● **GOAL OF THE EXERCISE**
Please restate the data word for word, in full.

● **DATASET CONTENT**

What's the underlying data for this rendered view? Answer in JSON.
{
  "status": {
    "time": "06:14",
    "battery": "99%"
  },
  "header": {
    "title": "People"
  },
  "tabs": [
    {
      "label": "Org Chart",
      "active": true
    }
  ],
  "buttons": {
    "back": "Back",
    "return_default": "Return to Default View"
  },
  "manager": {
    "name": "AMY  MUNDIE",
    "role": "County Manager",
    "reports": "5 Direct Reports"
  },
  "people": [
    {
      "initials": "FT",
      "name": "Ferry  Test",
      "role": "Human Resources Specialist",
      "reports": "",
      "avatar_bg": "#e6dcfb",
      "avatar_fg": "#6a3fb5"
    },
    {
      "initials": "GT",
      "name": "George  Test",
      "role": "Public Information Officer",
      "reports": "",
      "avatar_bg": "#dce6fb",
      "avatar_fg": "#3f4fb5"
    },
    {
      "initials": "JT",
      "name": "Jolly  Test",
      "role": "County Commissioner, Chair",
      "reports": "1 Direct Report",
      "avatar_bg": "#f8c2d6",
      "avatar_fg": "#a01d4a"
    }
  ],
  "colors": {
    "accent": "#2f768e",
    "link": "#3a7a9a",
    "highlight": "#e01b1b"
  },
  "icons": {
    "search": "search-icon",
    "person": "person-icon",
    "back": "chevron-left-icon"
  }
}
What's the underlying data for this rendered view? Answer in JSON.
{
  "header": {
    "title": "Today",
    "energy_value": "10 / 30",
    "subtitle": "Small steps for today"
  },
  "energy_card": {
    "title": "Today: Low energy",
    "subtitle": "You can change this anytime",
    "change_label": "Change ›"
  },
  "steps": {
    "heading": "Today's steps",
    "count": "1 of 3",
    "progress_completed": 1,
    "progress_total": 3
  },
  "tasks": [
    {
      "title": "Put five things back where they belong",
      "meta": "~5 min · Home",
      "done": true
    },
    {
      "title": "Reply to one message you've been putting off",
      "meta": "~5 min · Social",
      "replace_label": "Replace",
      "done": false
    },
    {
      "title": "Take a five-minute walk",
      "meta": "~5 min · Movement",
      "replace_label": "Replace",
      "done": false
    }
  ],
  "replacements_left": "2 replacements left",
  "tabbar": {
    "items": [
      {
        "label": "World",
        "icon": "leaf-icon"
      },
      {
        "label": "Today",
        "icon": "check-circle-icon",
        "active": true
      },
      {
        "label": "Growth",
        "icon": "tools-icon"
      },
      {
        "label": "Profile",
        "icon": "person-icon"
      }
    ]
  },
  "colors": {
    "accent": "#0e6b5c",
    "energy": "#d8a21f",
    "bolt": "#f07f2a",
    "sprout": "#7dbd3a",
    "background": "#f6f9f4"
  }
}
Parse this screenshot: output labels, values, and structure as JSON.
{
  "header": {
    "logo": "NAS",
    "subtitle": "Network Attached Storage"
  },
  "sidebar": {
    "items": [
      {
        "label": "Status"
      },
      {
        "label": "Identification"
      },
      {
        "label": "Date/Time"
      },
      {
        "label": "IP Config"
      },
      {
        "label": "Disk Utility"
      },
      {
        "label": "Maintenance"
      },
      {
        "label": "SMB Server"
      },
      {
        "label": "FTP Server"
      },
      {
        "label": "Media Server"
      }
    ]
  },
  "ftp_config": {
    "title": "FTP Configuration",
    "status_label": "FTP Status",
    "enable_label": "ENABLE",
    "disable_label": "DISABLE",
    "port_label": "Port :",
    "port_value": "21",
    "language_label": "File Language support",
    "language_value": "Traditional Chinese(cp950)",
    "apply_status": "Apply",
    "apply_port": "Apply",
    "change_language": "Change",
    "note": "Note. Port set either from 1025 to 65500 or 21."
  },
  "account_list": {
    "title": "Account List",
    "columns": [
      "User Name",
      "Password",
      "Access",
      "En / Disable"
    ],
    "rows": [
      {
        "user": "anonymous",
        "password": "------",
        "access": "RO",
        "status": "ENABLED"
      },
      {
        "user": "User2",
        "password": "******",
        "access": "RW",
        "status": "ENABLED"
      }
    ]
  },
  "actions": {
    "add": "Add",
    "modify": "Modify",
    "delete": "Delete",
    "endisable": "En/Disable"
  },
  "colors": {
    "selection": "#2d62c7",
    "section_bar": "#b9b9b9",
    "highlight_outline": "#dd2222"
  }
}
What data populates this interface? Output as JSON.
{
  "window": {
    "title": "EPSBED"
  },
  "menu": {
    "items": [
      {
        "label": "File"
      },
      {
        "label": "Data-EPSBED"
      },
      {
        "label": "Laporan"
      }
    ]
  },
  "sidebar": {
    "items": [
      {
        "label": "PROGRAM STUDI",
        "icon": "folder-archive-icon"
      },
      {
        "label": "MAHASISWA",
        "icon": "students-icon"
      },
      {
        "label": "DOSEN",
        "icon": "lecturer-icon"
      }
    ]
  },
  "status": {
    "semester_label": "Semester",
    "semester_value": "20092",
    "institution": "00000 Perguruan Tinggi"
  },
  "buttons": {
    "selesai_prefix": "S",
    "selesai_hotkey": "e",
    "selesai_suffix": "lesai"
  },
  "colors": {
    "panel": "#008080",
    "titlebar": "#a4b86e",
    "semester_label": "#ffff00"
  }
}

● **YOUR RESPONSE**
What's the underlying data for this rendered view? Answer in JSON.
{
  "status": {
    "time": "06:14",
    "battery": "99%"
  },
  "header": {
    "title": "People"
  },
  "tabs": [
    {
      "label": "Org Chart",
      "active": true
    }
  ],
  "buttons": {
    "back": "Back",
    "return_default": "Return to Default View"
  },
  "manager": {
    "name": "AMY  MUNDIE",
    "role": "County Manager",
    "reports": "5 Direct Reports"
  },
  "people": [
    {
      "initials": "FT",
      "name": "Ferry  Test",
      "role": "Human Resources Specialist",
      "reports": "",
      "avatar_bg": "#e6dcfb",
      "avatar_fg": "#6a3fb5"
    },
    {
      "initials": "GT",
      "name": "George  Test",
      "role": "Public Information Officer",
      "reports": "",
      "avatar_bg": "#dce6fb",
      "avatar_fg": "#3f4fb5"
    },
    {
      "initials": "JT",
      "name": "Jolly  Test",
      "role": "County Commissioner, Chair",
      "reports": "1 Direct Report",
      "avatar_bg": "#f8c2d6",
      "avatar_fg": "#a01d4a"
    }
  ],
  "colors": {
    "accent": "#2f768e",
    "link": "#3a7a9a",
    "highlight": "#e01b1b"
  },
  "icons": {
    "search": "search-icon",
    "person": "person-icon",
    "back": "chevron-left-icon"
  }
}
What's the underlying data for this rendered view? Answer in JSON.
{
  "header": {
    "title": "Today",
    "energy_value": "10 / 30",
    "subtitle": "Small steps for today"
  },
  "energy_card": {
    "title": "Today: Low energy",
    "subtitle": "You can change this anytime",
    "change_label": "Change ›"
  },
  "steps": {
    "heading": "Today's steps",
    "count": "1 of 3",
    "progress_completed": 1,
    "progress_total": 3
  },
  "tasks": [
    {
      "title": "Put five things back where they belong",
      "meta": "~5 min · Home",
      "done": true
    },
    {
      "title": "Reply to one message you've been putting off",
      "meta": "~5 min · Social",
      "replace_label": "Replace",
      "done": false
    },
    {
      "title": "Take a five-minute walk",
      "meta": "~5 min · Movement",
      "replace_label": "Replace",
      "done": false
    }
  ],
  "replacements_left": "2 replacements left",
  "tabbar": {
    "items": [
      {
        "label": "World",
        "icon": "leaf-icon"
      },
      {
        "label": "Today",
        "icon": "check-circle-icon",
        "active": true
      },
      {
        "label": "Growth",
        "icon": "tools-icon"
      },
      {
        "label": "Profile",
        "icon": "person-icon"
      }
    ]
  },
  "colors": {
    "accent": "#0e6b5c",
    "energy": "#d8a21f",
    "bolt": "#f07f2a",
    "sprout": "#7dbd3a",
    "background": "#f6f9f4"
  }
}
Parse this screenshot: output labels, values, and structure as JSON.
{
  "header": {
    "logo": "NAS",
    "subtitle": "Network Attached Storage"
  },
  "sidebar": {
    "items": [
      {
        "label": "Status"
      },
      {
        "label": "Identification"
      },
      {
        "label": "Date/Time"
      },
      {
        "label": "IP Config"
      },
      {
        "label": "Disk Utility"
      },
      {
        "label": "Maintenance"
      },
      {
        "label": "SMB Server"
      },
      {
        "label": "FTP Server"
      },
      {
        "label": "Media Server"
      }
    ]
  },
  "ftp_config": {
    "title": "FTP Configuration",
    "status_label": "FTP Status",
    "enable_label": "ENABLE",
    "disable_label": "DISABLE",
    "port_label": "Port :",
    "port_value": "21",
    "language_label": "File Language support",
    "language_value": "Traditional Chinese(cp950)",
    "apply_status": "Apply",
    "apply_port": "Apply",
    "change_language": "Change",
    "note": "Note. Port set either from 1025 to 65500 or 21."
  },
  "account_list": {
    "title": "Account List",
    "columns": [
      "User Name",
      "Password",
      "Access",
      "En / Disable"
    ],
    "rows": [
      {
        "user": "anonymous",
        "password": "------",
        "access": "RO",
        "status": "ENABLED"
      },
      {
        "user": "User2",
        "password": "******",
        "access": "RW",
        "status": "ENABLED"
      }
    ]
  },
  "actions": {
    "add": "Add",
    "modify": "Modify",
    "delete": "Delete",
    "endisable": "En/Disable"
  },
  "colors": {
    "selection": "#2d62c7",
    "section_bar": "#b9b9b9",
    "highlight_outline": "#dd2222"
  }
}
What data populates this interface? Output as JSON.
{
  "window": {
    "title": "EPSBED"
  },
  "menu": {
    "items": [
      {
        "label": "File"
      },
      {
        "label": "Data-EPSBED"
      },
      {
        "label": "Laporan"
      }
    ]
  },
  "sidebar": {
    "items": [
      {
        "label": "PROGRAM STUDI",
        "icon": "folder-archive-icon"
      },
      {
        "label": "MAHASISWA",
        "icon": "students-icon"
      },
      {
        "label": "DOSEN",
        "icon": "lecturer-icon"
      }
    ]
  },
  "status": {
    "semester_label": "Semester",
    "semester_value": "20092",
    "institution": "00000 Perguruan Tinggi"
  },
  "buttons": {
    "selesai_prefix": "S",
    "selesai_hotkey": "e",
    "selesai_suffix": "lesai"
  },
  "colors": {
    "panel": "#008080",
    "titlebar": "#a4b86e",
    "semester_label": "#ffff00"
  }
}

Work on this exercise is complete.